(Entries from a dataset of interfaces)
[Start of section]

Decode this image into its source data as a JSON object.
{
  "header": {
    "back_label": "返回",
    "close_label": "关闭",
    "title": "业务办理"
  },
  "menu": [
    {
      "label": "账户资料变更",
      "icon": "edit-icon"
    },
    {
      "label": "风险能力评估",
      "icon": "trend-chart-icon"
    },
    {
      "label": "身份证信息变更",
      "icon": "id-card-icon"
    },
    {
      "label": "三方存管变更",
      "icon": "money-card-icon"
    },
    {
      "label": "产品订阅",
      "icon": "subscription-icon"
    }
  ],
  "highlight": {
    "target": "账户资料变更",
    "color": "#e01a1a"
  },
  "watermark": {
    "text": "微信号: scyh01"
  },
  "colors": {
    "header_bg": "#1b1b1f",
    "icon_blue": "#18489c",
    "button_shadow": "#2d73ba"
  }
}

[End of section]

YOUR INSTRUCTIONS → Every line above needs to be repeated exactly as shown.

EXERCISE RESPONSE →
Decode this image into its source data as a JSON object.
{
  "header": {
    "back_label": "返回",
    "close_label": "关闭",
    "title": "业务办理"
  },
  "menu": [
    {
      "label": "账户资料变更",
      "icon": "edit-icon"
    },
    {
      "label": "风险能力评估",
      "icon": "trend-chart-icon"
    },
    {
      "label": "身份证信息变更",
      "icon": "id-card-icon"
    },
    {
      "label": "三方存管变更",
      "icon": "money-card-icon"
    },
    {
      "label": "产品订阅",
      "icon": "subscription-icon"
    }
  ],
  "highlight": {
    "target": "账户资料变更",
    "color": "#e01a1a"
  },
  "watermark": {
    "text": "微信号: scyh01"
  },
  "colors": {
    "header_bg": "#1b1b1f",
    "icon_blue": "#18489c",
    "button_shadow": "#2d73ba"
  }
}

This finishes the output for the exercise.